As countless other commentators have pointed out, The Metamorphosis can be read in a number of ways, as a religious allegory, as social commentary, or as an expressionistic expose of a tortured human soul. Still, what struck me upon rereading it this time, both because of Kuper's adaptation and because of current events, is how much the story is about employment, about jobs. Even after the opening scene, Gregor continues to obsess about his lost employment as much as about being a bug. He recalls how he counted down the days until he could tell off his bosses. He swells with pride when he thinks about how he rescued his family from certain doom, working his way up from stock clerk to traveling salesman, after his father's business collapsed in an economic downturn. And he shrinks with shame when he considers all they have to go through now that he can no longer work. His retirement-age father must return to work as a bank messenger. His mother brings in sewing and his teenage sister becomes a salesgirl. The family also brings in three demanding borders who discover the family's secret shame, Gregor.
In the end, the conflict between Gregor's point of view and his family's creates the deepest irony.
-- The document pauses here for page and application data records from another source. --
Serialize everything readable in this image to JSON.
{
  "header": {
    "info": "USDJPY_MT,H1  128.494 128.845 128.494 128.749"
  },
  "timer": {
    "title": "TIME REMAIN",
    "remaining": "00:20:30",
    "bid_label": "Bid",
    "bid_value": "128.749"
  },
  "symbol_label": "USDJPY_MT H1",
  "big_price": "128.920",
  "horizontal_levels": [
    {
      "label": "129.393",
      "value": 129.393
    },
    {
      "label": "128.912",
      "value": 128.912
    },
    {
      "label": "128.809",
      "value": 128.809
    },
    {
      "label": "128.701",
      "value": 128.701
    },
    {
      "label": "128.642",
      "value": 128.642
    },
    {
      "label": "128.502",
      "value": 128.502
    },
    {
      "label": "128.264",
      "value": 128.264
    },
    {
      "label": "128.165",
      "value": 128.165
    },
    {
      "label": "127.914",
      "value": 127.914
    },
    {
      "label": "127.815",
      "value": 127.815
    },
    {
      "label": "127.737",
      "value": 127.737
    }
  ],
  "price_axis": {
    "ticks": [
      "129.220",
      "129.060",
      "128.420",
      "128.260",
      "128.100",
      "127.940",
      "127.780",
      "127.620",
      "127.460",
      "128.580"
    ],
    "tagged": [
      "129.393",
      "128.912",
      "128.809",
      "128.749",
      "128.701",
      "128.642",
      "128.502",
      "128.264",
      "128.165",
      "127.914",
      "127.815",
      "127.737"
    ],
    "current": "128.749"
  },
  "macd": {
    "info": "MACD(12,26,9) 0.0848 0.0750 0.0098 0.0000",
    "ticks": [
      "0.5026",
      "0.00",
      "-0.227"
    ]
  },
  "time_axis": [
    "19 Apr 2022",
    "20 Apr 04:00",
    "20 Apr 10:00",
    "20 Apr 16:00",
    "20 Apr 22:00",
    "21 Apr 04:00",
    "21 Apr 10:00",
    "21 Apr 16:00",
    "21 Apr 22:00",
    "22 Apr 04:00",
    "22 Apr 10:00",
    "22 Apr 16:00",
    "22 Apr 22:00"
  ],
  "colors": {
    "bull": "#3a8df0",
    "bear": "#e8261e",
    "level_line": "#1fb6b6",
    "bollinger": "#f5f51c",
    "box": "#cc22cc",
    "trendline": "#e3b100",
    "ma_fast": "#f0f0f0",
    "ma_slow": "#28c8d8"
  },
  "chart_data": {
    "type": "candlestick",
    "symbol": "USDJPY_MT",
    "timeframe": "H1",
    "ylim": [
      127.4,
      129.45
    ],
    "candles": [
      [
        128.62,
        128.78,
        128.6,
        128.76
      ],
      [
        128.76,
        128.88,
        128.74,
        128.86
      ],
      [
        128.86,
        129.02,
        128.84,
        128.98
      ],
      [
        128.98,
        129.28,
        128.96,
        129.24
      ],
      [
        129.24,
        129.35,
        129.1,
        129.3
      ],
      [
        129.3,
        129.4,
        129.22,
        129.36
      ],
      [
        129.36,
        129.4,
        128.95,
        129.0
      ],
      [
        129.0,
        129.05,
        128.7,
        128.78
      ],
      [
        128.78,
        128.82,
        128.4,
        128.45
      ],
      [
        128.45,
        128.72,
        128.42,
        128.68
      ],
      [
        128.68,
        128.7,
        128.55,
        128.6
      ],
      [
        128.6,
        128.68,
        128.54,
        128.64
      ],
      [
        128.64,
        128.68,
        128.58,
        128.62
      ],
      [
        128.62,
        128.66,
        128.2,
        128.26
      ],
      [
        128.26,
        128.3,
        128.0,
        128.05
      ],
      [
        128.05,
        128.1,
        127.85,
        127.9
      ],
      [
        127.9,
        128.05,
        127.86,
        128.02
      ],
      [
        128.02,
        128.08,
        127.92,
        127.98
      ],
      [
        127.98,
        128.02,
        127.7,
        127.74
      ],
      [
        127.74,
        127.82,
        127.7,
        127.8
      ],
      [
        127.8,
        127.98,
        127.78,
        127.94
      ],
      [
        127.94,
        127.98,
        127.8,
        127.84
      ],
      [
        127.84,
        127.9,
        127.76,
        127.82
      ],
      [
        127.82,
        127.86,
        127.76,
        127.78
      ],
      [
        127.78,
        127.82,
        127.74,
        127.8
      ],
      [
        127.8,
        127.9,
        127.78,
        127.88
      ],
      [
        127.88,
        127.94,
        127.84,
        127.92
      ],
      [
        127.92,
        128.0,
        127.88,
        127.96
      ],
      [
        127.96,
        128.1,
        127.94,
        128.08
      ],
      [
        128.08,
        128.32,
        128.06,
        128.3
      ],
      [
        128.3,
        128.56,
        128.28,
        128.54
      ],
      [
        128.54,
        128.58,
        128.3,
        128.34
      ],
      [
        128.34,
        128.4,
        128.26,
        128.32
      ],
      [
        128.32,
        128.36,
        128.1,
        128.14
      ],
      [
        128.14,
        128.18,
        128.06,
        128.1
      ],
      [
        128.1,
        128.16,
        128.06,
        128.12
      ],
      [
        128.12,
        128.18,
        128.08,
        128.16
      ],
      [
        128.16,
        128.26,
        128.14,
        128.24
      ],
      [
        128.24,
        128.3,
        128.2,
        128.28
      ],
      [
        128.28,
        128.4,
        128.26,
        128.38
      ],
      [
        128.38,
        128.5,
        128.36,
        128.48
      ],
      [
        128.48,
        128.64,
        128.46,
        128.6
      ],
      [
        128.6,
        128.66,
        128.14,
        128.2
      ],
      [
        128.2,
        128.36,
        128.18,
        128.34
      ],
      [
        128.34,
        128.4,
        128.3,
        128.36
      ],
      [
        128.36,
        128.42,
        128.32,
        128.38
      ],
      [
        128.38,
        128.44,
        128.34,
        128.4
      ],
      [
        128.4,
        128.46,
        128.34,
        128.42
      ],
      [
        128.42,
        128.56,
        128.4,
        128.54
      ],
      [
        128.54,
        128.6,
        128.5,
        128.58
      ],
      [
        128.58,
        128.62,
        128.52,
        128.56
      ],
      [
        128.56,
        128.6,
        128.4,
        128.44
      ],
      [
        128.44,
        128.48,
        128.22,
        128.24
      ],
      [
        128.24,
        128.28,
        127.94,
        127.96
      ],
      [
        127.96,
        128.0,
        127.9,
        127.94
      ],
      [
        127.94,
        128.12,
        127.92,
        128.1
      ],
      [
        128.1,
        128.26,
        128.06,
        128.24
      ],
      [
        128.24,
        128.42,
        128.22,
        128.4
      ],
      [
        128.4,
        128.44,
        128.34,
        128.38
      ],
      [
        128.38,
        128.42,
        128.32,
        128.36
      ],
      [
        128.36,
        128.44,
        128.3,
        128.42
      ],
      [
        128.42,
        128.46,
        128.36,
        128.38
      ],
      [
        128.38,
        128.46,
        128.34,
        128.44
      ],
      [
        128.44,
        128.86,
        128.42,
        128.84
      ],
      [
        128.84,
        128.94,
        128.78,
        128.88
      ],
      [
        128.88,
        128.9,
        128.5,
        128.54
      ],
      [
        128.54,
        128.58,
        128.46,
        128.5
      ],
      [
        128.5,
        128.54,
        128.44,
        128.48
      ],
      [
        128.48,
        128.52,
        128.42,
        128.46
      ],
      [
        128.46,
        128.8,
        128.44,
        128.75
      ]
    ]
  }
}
To Gregor, work has been mostly torture and humiliation, a life metaphorically like the one he adopts as a bug, but his family has come to find that work means something different to them. The story ends with the family, minus Gregor, riding a train together, and the three remaining members deciding that they each actually like their jobs. It seems mundane, but in this story it's the equivalent of Jason popping up out of the lake to terrify the audience one last time. Everything Gregor was about, all of his sacrifice, was for naught. All along, his family would have been happy, happier even, going to work! SKREET SKREET SKREET SKREET!
Is there a moral? I don't know. But if it's about jobs, I'd get a good one if I were you. Stay in school. Find something you love and work like hell at it. Don't let what happened to Gregor Samsa happen to you . . .
Check out the book's website. The opening movie is well worth a visit and provides and excellent preview of the book.
Ebook versions of the original, translated by David Wyllie, are available free at Project Gutenberg.
This post has been crossposted at Critique de Mr. Chompchomp